> Your instructions
Could you print the listing again exactly, omitting the pictures?

> Source data
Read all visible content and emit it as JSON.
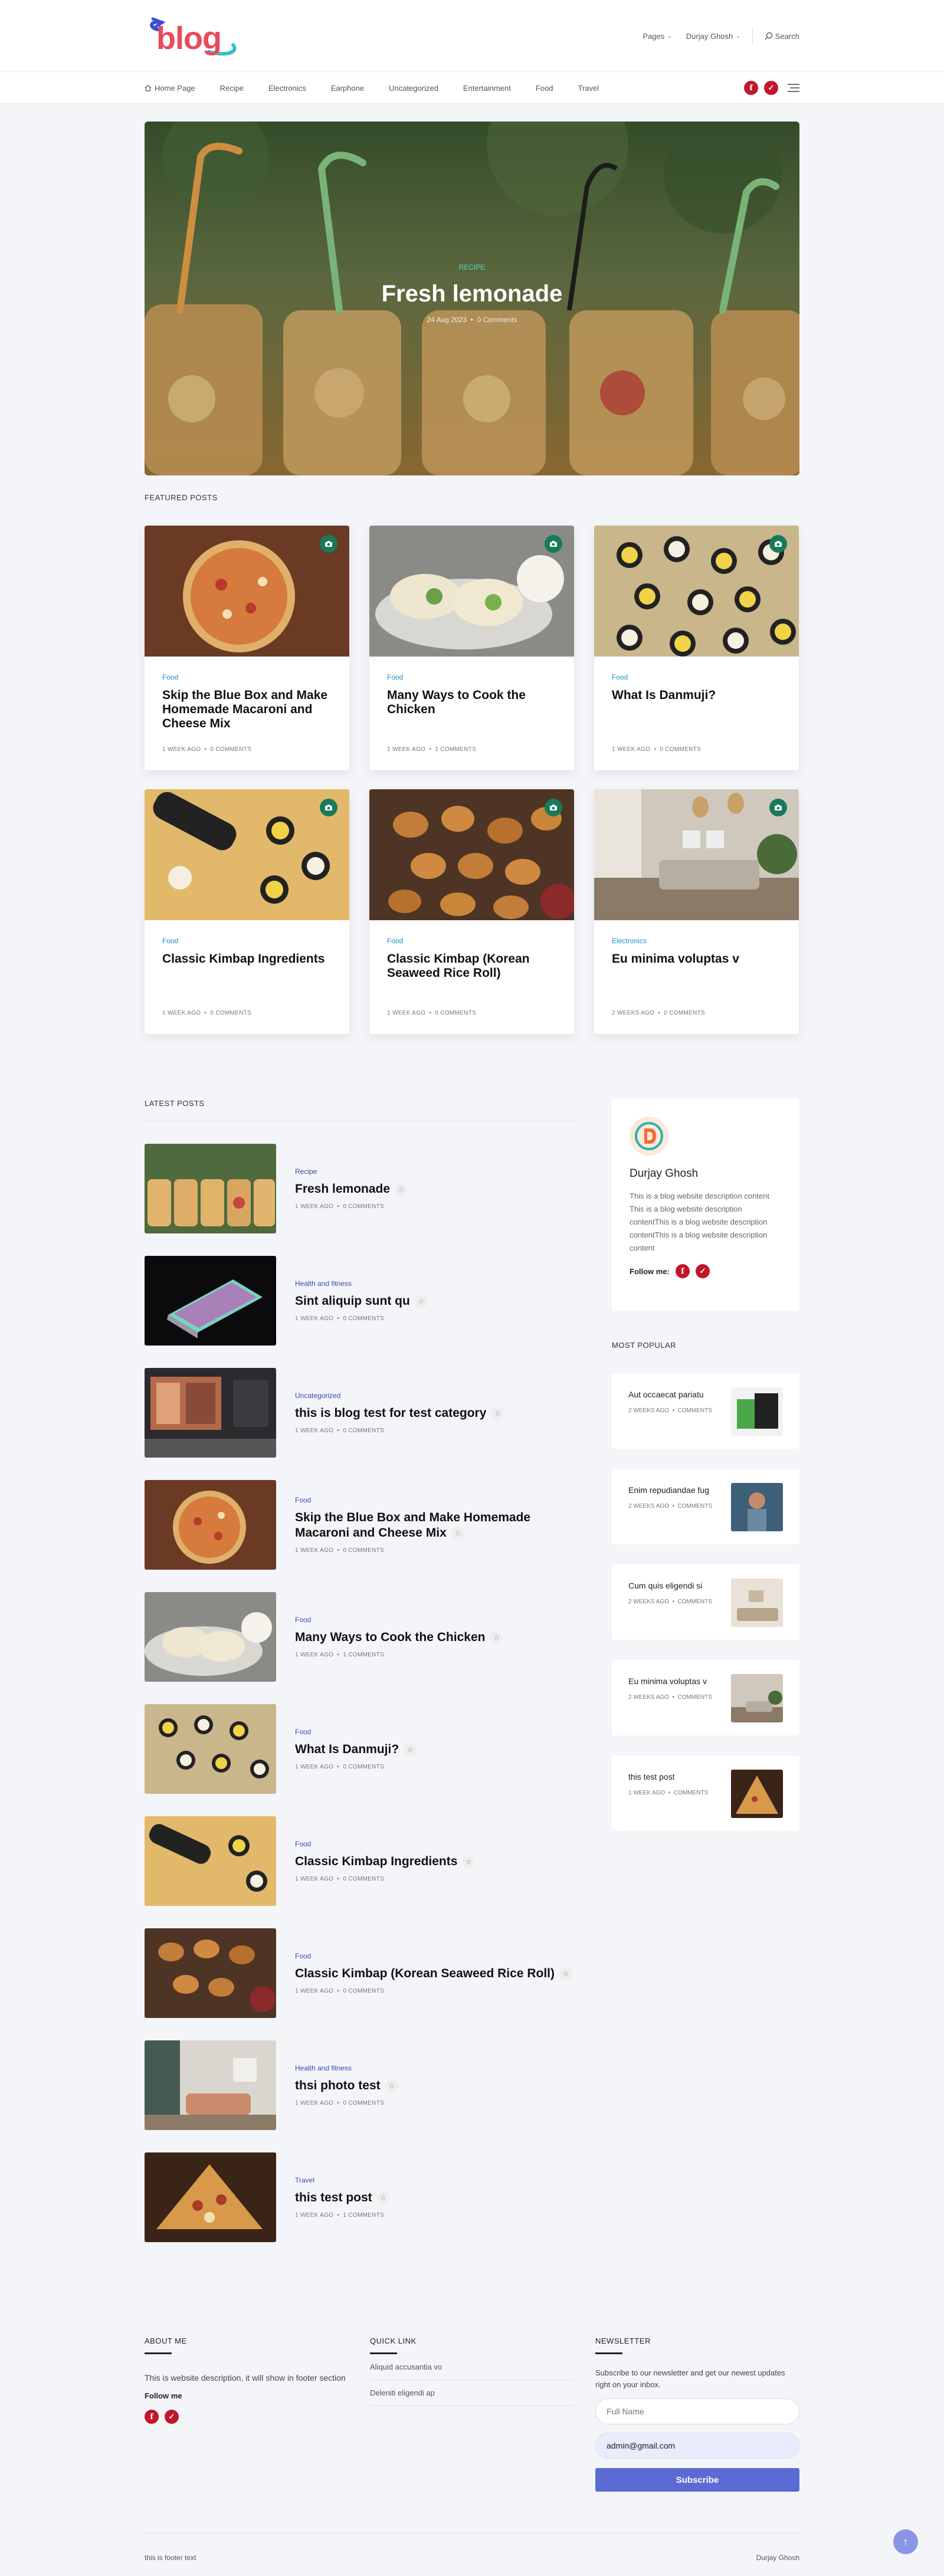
{
  "header": {
    "logo_text": "blog",
    "nav": [
      {
        "label": "Pages"
      },
      {
        "label": "Durjay Ghosh"
      }
    ],
    "search_label": "Search"
  },
  "menu": {
    "items": [
      "Home Page",
      "Recipe",
      "Electronics",
      "Earphone",
      "Uncategorized",
      "Entertainment",
      "Food",
      "Travel"
    ]
  },
  "hero": {
    "category": "RECIPE",
    "title": "Fresh lemonade",
    "date": "24 Aug 2023",
    "comments": "0 Comments"
  },
  "featured": {
    "title": "FEATURED POSTS",
    "posts": [
      {
        "category": "Food",
        "title": "Skip the Blue Box and Make Homemade Macaroni and Cheese Mix",
        "time": "1 WEEK AGO",
        "comments": "0 COMMENTS"
      },
      {
        "category": "Food",
        "title": "Many Ways to Cook the Chicken",
        "time": "1 WEEK AGO",
        "comments": "1 COMMENTS"
      },
      {
        "category": "Food",
        "title": "What Is Danmuji?",
        "time": "1 WEEK AGO",
        "comments": "0 COMMENTS"
      },
      {
        "category": "Food",
        "title": "Classic Kimbap Ingredients",
        "time": "1 WEEK AGO",
        "comments": "0 COMMENTS"
      },
      {
        "category": "Food",
        "title": "Classic Kimbap (Korean Seaweed Rice Roll)",
        "time": "1 WEEK AGO",
        "comments": "0 COMMENTS"
      },
      {
        "category": "Electronics",
        "title": "Eu minima voluptas v",
        "time": "2 WEEKS AGO",
        "comments": "0 COMMENTS"
      }
    ]
  },
  "latest": {
    "title": "LATEST POSTS",
    "posts": [
      {
        "category": "Recipe",
        "title": "Fresh lemonade",
        "time": "1 WEEK AGO",
        "comments": "0 COMMENTS"
      },
      {
        "category": "Health and fitness",
        "title": "Sint aliquip sunt qu",
        "time": "1 WEEK AGO",
        "comments": "0 COMMENTS"
      },
      {
        "category": "Uncategorized",
        "title": "this is blog test for test category",
        "time": "1 WEEK AGO",
        "comments": "0 COMMENTS"
      },
      {
        "category": "Food",
        "title": "Skip the Blue Box and Make Homemade Macaroni and Cheese Mix",
        "time": "1 WEEK AGO",
        "comments": "0 COMMENTS"
      },
      {
        "category": "Food",
        "title": "Many Ways to Cook the Chicken",
        "time": "1 WEEK AGO",
        "comments": "1 COMMENTS"
      },
      {
        "category": "Food",
        "title": "What Is Danmuji?",
        "time": "1 WEEK AGO",
        "comments": "0 COMMENTS"
      },
      {
        "category": "Food",
        "title": "Classic Kimbap Ingredients",
        "time": "1 WEEK AGO",
        "comments": "0 COMMENTS"
      },
      {
        "category": "Food",
        "title": "Classic Kimbap (Korean Seaweed Rice Roll)",
        "time": "1 WEEK AGO",
        "comments": "0 COMMENTS"
      },
      {
        "category": "Health and fitness",
        "title": "thsi photo test",
        "time": "1 WEEK AGO",
        "comments": "0 COMMENTS"
      },
      {
        "category": "Travel",
        "title": "this test post",
        "time": "1 WEEK AGO",
        "comments": "1 COMMENTS"
      }
    ]
  },
  "sidebar": {
    "author_name": "Durjay Ghosh",
    "author_desc": "This is a blog website description content This is a blog website description contentThis is a blog website description contentThis is a blog website description content",
    "follow_label": "Follow me:",
    "popular_title": "MOST POPULAR",
    "popular": [
      {
        "title": "Aut occaecat pariatu",
        "time": "2 WEEKS AGO",
        "comments": "COMMENTS"
      },
      {
        "title": "Enim repudiandae fug",
        "time": "2 WEEKS AGO",
        "comments": "COMMENTS"
      },
      {
        "title": "Cum quis eligendi si",
        "time": "2 WEEKS AGO",
        "comments": "COMMENTS"
      },
      {
        "title": "Eu minima voluptas v",
        "time": "2 WEEKS AGO",
        "comments": "COMMENTS"
      },
      {
        "title": "this test post",
        "time": "1 WEEK AGO",
        "comments": "COMMENTS"
      }
    ]
  },
  "footer": {
    "about_title": "ABOUT ME",
    "about_text": "This is website description, it will show in footer section",
    "follow_label": "Follow me",
    "quick_title": "QUICK LINK",
    "quick_links": [
      "Aliquid accusantia vo",
      "Deleniti eligendi ap"
    ],
    "newsletter_title": "NEWSLETTER",
    "newsletter_text": "Subscribe to our newsletter and get our newest updates right on your inbox.",
    "name_placeholder": "Full Name",
    "email_value": "admin@gmail.com",
    "subscribe_label": "Subscribe",
    "copy_left": "this is footer text",
    "copy_right": "Durjay Ghosh"
  },
  "colors": {
    "accent": "#5c6bd3",
    "brand": "#e84a5f",
    "social": "#c0172a",
    "badge": "#197a5a"
  }
}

> Expected answer
Read all visible content and emit it as JSON.
{
  "header": {
    "logo_text": "blog",
    "nav": [
      {
        "label": "Pages"
      },
      {
        "label": "Durjay Ghosh"
      }
    ],
    "search_label": "Search"
  },
  "menu": {
    "items": [
      "Home Page",
      "Recipe",
      "Electronics",
      "Earphone",
      "Uncategorized",
      "Entertainment",
      "Food",
      "Travel"
    ]
  },
  "hero": {
    "category": "RECIPE",
    "title": "Fresh lemonade",
    "date": "24 Aug 2023",
    "comments": "0 Comments"
  },
  "featured": {
    "title": "FEATURED POSTS",
    "posts": [
      {
        "category": "Food",
        "title": "Skip the Blue Box and Make Homemade Macaroni and Cheese Mix",
        "time": "1 WEEK AGO",
        "comments": "0 COMMENTS"
      },
      {
        "category": "Food",
        "title": "Many Ways to Cook the Chicken",
        "time": "1 WEEK AGO",
        "comments": "1 COMMENTS"
      },
      {
        "category": "Food",
        "title": "What Is Danmuji?",
        "time": "1 WEEK AGO",
        "comments": "0 COMMENTS"
      },
      {
        "category": "Food",
        "title": "Classic Kimbap Ingredients",
        "time": "1 WEEK AGO",
        "comments": "0 COMMENTS"
      },
      {
        "category": "Food",
        "title": "Classic Kimbap (Korean Seaweed Rice Roll)",
        "time": "1 WEEK AGO",
        "comments": "0 COMMENTS"
      },
      {
        "category": "Electronics",
        "title": "Eu minima voluptas v",
        "time": "2 WEEKS AGO",
        "comments": "0 COMMENTS"
      }
    ]
  },
  "latest": {
    "title": "LATEST POSTS",
    "posts": [
      {
        "category": "Recipe",
        "title": "Fresh lemonade",
        "time": "1 WEEK AGO",
        "comments": "0 COMMENTS"
      },
      {
        "category": "Health and fitness",
        "title": "Sint aliquip sunt qu",
        "time": "1 WEEK AGO",
        "comments": "0 COMMENTS"
      },
      {
        "category": "Uncategorized",
        "title": "this is blog test for test category",
        "time": "1 WEEK AGO",
        "comments": "0 COMMENTS"
      },
      {
        "category": "Food",
        "title": "Skip the Blue Box and Make Homemade Macaroni and Cheese Mix",
        "time": "1 WEEK AGO",
        "comments": "0 COMMENTS"
      },
      {
        "category": "Food",
        "title": "Many Ways to Cook the Chicken",
        "time": "1 WEEK AGO",
        "comments": "1 COMMENTS"
      },
      {
        "category": "Food",
        "title": "What Is Danmuji?",
        "time": "1 WEEK AGO",
        "comments": "0 COMMENTS"
      },
      {
        "category": "Food",
        "title": "Classic Kimbap Ingredients",
        "time": "1 WEEK AGO",
        "comments": "0 COMMENTS"
      },
      {
        "category": "Food",
        "title": "Classic Kimbap (Korean Seaweed Rice Roll)",
        "time": "1 WEEK AGO",
        "comments": "0 COMMENTS"
      },
      {
        "category": "Health and fitness",
        "title": "thsi photo test",
        "time": "1 WEEK AGO",
        "comments": "0 COMMENTS"
      },
      {
        "category": "Travel",
        "title": "this test post",
        "time": "1 WEEK AGO",
        "comments": "1 COMMENTS"
      }
    ]
  },
  "sidebar": {
    "author_name": "Durjay Ghosh",
    "author_desc": "This is a blog website description content This is a blog website description contentThis is a blog website description contentThis is a blog website description content",
    "follow_label": "Follow me:",
    "popular_title": "MOST POPULAR",
    "popular": [
      {
        "title": "Aut occaecat pariatu",
        "time": "2 WEEKS AGO",
        "comments": "COMMENTS"
      },
      {
        "title": "Enim repudiandae fug",
        "time": "2 WEEKS AGO",
        "comments": "COMMENTS"
      },
      {
        "title": "Cum quis eligendi si",
        "time": "2 WEEKS AGO",
        "comments": "COMMENTS"
      },
      {
        "title": "Eu minima voluptas v",
        "time": "2 WEEKS AGO",
        "comments": "COMMENTS"
      },
      {
        "title": "this test post",
        "time": "1 WEEK AGO",
        "comments": "COMMENTS"
      }
    ]
  },
  "footer": {
    "about_title": "ABOUT ME",
    "about_text": "This is website description, it will show in footer section",
    "follow_label": "Follow me",
    "quick_title": "QUICK LINK",
    "quick_links": [
      "Aliquid accusantia vo",
      "Deleniti eligendi ap"
    ],
    "newsletter_title": "NEWSLETTER",
    "newsletter_text": "Subscribe to our newsletter and get our newest updates right on your inbox.",
    "name_placeholder": "Full Name",
    "email_value": "admin@gmail.com",
    "subscribe_label": "Subscribe",
    "copy_left": "this is footer text",
    "copy_right": "Durjay Ghosh"
  },
  "colors": {
    "accent": "#5c6bd3",
    "brand": "#e84a5f",
    "social": "#c0172a",
    "badge": "#197a5a"
  }
}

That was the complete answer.